▸ Your goal
Count the lines in the entries that contain the string "this". State nothing but the number.

Dataset rows for apps and sites:
• • •
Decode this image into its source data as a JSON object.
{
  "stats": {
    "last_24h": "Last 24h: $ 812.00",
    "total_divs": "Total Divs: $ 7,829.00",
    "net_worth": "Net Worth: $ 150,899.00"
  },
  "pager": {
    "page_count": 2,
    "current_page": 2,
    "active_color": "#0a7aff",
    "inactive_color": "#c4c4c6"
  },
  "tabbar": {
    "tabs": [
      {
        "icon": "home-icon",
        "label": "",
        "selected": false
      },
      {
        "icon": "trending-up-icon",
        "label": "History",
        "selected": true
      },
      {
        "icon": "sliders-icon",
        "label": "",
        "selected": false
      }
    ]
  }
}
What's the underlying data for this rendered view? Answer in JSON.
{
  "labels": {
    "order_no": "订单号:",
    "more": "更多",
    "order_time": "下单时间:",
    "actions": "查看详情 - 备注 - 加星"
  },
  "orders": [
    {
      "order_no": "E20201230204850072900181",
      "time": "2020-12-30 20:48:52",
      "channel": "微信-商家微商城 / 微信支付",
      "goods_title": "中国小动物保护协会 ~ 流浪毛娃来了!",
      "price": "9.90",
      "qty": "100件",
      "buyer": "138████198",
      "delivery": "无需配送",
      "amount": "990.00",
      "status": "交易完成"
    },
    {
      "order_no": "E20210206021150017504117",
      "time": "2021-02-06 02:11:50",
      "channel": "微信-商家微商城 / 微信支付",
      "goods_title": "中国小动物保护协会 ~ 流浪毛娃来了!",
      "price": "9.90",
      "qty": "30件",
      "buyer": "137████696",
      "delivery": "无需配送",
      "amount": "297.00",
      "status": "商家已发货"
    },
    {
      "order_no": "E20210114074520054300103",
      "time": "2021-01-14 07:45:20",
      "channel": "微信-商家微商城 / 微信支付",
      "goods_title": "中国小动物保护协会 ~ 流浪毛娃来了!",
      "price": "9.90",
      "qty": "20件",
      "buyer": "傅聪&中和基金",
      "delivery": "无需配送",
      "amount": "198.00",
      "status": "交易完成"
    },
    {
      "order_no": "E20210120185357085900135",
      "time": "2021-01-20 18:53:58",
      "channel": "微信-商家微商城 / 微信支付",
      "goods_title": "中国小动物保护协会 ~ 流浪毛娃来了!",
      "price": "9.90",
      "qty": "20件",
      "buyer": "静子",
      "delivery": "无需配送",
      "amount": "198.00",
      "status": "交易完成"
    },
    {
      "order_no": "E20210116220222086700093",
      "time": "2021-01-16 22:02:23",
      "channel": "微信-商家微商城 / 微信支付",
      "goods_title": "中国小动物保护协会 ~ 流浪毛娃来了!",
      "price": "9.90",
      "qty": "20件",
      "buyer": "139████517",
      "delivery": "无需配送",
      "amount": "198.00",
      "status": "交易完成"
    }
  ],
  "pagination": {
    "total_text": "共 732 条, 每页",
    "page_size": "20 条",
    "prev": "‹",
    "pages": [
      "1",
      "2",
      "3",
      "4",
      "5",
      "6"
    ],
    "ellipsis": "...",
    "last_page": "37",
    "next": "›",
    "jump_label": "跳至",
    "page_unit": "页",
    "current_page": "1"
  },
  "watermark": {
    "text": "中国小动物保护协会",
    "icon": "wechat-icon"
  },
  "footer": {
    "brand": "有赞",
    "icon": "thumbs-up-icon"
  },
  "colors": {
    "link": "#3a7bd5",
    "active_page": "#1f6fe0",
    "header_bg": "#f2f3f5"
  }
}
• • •
▸ Expected answer
2